▶ _Directions_:
From the records below, copy out each line that has the word "icon".

[Items listed in a dataset]
########################################
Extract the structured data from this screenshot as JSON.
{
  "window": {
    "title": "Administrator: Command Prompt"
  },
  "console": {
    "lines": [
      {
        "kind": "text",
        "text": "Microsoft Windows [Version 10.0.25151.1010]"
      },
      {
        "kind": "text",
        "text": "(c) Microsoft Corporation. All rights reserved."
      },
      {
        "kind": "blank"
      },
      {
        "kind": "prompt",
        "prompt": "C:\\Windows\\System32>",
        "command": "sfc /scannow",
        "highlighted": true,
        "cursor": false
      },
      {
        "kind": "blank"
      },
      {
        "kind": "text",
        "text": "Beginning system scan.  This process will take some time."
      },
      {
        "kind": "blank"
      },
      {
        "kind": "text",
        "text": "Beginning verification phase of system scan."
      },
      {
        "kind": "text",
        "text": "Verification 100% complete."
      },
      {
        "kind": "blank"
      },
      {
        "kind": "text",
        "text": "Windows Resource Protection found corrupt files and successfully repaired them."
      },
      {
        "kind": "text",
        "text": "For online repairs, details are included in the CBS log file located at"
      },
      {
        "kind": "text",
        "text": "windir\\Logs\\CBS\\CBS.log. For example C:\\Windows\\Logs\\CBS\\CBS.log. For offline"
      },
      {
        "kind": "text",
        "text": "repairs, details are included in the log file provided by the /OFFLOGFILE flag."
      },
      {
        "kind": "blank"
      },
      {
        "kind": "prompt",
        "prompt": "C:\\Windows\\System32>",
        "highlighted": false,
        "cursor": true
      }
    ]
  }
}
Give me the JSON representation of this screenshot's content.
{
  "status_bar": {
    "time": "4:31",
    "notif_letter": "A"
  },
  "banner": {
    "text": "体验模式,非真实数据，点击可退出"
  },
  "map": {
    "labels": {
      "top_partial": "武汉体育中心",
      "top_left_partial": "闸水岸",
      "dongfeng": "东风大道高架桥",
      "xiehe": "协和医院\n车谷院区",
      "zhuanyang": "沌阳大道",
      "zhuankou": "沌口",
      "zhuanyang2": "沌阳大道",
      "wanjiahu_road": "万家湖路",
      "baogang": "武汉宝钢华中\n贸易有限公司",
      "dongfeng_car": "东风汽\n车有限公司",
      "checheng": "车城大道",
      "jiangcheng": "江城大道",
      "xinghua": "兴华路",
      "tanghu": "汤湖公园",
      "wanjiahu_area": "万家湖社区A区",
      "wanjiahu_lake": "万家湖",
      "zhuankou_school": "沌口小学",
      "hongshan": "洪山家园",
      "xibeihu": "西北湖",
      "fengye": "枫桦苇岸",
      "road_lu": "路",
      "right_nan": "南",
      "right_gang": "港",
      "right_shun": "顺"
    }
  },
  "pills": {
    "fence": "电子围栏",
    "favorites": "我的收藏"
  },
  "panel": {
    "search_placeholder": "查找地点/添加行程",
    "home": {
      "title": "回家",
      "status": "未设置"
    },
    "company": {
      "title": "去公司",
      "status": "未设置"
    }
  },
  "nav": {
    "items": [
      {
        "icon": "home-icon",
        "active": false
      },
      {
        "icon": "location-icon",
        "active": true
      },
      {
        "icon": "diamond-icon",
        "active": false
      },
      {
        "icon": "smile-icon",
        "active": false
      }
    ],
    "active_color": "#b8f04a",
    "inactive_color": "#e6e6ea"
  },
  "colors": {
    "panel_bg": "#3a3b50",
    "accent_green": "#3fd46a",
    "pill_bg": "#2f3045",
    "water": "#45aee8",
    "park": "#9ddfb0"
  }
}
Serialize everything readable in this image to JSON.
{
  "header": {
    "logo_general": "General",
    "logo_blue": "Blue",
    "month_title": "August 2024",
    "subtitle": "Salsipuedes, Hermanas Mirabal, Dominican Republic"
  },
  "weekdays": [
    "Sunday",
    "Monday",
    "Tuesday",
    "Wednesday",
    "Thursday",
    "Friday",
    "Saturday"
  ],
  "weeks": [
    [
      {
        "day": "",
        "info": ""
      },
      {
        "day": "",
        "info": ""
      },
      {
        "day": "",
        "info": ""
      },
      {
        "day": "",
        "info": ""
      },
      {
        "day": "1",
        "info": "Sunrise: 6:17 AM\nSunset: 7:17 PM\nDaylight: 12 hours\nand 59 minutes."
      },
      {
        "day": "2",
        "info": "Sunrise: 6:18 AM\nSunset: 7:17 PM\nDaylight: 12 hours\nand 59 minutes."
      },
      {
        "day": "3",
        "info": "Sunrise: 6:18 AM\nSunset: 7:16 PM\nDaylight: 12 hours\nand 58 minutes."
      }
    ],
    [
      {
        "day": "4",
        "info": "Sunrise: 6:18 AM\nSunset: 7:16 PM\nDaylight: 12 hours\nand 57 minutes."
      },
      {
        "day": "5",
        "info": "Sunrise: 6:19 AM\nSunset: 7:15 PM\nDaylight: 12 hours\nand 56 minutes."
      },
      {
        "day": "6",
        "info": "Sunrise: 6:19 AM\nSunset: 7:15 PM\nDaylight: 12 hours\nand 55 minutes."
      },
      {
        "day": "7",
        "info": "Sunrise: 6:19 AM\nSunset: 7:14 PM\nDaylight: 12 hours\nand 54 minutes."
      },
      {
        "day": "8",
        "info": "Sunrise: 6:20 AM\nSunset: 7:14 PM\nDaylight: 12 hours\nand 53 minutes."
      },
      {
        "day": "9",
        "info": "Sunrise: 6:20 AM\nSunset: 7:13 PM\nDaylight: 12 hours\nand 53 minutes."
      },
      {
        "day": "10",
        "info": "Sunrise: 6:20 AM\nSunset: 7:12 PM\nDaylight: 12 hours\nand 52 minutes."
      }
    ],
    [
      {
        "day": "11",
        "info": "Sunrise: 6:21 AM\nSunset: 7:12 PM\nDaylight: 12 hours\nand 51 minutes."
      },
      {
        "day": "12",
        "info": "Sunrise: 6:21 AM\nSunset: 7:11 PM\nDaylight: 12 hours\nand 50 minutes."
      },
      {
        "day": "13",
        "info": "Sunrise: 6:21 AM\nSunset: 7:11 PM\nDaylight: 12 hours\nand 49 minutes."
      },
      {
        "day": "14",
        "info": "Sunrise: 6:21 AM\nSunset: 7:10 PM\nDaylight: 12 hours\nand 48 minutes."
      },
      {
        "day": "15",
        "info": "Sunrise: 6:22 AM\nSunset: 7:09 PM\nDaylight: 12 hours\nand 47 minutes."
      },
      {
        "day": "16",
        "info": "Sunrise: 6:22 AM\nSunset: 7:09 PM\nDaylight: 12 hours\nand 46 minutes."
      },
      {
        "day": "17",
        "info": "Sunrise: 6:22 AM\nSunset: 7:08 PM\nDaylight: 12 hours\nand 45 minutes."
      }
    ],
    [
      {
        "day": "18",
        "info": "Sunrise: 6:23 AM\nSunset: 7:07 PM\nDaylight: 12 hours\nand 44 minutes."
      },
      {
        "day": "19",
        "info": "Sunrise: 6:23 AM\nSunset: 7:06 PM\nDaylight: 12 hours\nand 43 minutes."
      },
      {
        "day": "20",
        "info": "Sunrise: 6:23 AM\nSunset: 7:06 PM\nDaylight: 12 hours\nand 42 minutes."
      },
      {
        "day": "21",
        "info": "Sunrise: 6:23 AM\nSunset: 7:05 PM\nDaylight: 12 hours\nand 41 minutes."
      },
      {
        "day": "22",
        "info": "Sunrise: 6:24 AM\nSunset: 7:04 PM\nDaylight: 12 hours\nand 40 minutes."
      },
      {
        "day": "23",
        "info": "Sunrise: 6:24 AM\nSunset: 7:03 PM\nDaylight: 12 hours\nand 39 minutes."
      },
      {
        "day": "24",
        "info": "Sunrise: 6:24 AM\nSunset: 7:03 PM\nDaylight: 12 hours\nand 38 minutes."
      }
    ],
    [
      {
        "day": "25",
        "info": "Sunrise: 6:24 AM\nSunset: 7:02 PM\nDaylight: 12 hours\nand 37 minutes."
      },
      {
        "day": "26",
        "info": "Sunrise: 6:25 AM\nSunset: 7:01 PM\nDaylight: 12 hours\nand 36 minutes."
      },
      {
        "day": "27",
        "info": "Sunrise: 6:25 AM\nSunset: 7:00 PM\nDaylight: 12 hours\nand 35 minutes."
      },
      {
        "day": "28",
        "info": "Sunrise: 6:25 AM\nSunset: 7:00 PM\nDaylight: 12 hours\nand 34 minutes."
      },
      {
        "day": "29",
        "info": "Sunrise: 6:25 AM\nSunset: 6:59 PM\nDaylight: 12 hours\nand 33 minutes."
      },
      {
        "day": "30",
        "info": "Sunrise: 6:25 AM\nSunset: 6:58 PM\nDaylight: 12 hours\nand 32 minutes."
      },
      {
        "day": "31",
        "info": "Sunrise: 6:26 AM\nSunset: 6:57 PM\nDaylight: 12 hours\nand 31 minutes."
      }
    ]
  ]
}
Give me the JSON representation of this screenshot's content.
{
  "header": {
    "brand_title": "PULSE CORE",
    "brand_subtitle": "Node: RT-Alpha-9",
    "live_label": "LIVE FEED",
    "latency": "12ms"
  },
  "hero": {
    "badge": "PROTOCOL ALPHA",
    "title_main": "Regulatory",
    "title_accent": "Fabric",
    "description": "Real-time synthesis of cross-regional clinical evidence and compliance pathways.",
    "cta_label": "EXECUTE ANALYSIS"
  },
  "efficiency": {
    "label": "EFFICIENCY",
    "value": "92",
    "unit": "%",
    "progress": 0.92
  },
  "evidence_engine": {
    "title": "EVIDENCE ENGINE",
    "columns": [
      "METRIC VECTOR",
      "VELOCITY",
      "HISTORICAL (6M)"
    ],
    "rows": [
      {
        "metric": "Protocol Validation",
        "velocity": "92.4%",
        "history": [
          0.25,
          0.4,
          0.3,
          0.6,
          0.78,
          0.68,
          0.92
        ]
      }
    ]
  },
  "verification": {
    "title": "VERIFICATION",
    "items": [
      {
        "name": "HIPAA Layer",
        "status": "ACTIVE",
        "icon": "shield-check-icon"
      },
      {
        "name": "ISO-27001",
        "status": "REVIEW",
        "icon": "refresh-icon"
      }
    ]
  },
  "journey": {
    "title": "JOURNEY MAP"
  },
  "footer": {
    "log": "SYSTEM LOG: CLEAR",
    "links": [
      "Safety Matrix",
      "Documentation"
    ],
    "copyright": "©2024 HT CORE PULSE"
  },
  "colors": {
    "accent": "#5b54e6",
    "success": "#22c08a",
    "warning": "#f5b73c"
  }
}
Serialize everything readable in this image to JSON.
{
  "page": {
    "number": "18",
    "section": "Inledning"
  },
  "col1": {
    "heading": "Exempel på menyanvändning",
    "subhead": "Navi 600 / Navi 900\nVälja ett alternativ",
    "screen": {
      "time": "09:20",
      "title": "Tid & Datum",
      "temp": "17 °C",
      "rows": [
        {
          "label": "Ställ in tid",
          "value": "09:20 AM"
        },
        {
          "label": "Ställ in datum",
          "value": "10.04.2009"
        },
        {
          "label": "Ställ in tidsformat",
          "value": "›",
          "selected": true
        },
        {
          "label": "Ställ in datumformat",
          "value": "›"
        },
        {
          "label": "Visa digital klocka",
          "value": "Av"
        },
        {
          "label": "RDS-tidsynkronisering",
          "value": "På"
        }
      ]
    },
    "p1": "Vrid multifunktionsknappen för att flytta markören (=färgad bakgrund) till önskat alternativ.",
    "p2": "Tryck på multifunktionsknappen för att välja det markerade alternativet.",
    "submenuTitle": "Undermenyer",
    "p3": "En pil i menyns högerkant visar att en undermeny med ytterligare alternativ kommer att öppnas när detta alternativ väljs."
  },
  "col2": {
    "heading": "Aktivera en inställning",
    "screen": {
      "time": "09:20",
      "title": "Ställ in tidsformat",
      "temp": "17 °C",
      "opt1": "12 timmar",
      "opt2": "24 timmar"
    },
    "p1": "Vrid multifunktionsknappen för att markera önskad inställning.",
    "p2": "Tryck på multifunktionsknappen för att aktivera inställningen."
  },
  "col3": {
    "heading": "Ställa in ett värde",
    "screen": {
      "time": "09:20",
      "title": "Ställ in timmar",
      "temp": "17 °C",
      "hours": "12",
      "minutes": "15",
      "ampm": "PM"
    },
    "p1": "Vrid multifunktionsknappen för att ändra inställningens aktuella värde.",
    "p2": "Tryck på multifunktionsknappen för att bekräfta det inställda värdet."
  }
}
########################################
▶ _Solution for this task_:
        "icon": "home-icon",
        "icon": "location-icon",
        "icon": "diamond-icon",
        "icon": "smile-icon",
        "icon": "shield-check-icon"
        "icon": "refresh-icon"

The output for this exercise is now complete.